*** Records supplied ***

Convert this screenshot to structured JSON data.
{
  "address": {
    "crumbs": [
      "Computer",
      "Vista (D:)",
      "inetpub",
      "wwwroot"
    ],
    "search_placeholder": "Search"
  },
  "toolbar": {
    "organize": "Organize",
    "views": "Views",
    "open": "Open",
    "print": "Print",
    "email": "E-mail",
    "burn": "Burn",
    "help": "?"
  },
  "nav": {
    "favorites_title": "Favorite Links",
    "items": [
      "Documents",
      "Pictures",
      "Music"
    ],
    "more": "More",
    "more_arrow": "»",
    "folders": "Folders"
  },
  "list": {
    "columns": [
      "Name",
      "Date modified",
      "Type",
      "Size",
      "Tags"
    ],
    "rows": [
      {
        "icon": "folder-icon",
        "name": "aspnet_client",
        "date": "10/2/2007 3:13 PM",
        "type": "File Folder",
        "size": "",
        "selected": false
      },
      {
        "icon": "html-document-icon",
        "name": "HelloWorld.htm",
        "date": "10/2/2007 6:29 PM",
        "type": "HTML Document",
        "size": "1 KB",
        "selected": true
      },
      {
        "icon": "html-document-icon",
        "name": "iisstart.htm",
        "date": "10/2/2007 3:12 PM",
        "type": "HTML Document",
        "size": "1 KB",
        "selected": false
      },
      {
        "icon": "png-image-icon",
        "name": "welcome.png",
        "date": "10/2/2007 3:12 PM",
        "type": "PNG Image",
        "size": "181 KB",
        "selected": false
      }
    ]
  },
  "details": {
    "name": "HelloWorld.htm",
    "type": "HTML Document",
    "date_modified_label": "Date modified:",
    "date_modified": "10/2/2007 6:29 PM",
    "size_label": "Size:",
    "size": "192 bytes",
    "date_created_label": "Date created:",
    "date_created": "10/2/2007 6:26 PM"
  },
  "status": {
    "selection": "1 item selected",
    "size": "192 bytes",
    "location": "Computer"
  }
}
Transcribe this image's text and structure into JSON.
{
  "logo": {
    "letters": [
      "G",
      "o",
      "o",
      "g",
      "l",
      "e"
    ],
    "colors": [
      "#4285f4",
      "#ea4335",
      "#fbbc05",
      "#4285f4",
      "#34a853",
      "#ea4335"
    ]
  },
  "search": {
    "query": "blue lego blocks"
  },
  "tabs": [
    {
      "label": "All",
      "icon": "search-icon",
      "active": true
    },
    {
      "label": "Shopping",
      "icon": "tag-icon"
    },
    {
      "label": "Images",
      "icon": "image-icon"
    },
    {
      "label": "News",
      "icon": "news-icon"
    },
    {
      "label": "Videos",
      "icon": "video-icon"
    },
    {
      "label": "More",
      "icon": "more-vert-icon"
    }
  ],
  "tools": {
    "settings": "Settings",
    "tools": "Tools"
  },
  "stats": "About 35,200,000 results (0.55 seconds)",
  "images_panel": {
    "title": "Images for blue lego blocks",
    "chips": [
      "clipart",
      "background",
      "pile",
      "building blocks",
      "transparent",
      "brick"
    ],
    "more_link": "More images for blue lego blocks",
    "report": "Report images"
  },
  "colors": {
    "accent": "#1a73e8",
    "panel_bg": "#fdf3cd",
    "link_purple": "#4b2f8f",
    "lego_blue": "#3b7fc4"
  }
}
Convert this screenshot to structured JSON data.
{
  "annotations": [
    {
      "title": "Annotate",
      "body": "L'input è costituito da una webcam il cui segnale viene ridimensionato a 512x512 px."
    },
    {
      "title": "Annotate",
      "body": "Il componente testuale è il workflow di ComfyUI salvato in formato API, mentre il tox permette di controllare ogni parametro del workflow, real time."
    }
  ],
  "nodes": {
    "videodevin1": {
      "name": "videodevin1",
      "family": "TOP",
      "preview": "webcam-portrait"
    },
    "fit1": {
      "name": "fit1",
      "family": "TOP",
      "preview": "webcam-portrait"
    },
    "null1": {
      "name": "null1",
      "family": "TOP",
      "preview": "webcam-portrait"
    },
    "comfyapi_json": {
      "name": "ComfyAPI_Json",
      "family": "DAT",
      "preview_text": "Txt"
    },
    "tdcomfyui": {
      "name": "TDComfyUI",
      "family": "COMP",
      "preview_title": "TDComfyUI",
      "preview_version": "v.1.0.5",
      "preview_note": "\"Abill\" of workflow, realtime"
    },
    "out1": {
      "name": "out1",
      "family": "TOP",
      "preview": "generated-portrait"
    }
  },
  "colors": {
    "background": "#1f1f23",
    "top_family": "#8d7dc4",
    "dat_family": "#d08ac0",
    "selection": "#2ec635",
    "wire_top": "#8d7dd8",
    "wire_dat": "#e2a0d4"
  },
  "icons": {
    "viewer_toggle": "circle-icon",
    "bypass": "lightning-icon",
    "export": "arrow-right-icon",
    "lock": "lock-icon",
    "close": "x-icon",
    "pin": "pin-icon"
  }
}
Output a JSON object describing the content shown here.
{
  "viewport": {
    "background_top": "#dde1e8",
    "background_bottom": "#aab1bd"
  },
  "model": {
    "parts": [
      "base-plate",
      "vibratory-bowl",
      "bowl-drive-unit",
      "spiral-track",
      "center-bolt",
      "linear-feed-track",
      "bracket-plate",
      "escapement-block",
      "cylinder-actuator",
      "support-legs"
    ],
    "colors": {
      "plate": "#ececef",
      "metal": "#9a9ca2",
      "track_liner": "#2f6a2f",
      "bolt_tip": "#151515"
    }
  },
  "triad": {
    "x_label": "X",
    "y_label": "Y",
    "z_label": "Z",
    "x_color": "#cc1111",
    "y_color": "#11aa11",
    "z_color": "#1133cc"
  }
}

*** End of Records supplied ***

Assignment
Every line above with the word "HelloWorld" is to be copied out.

Task output
        "name": "HelloWorld.htm",
    "name": "HelloWorld.htm",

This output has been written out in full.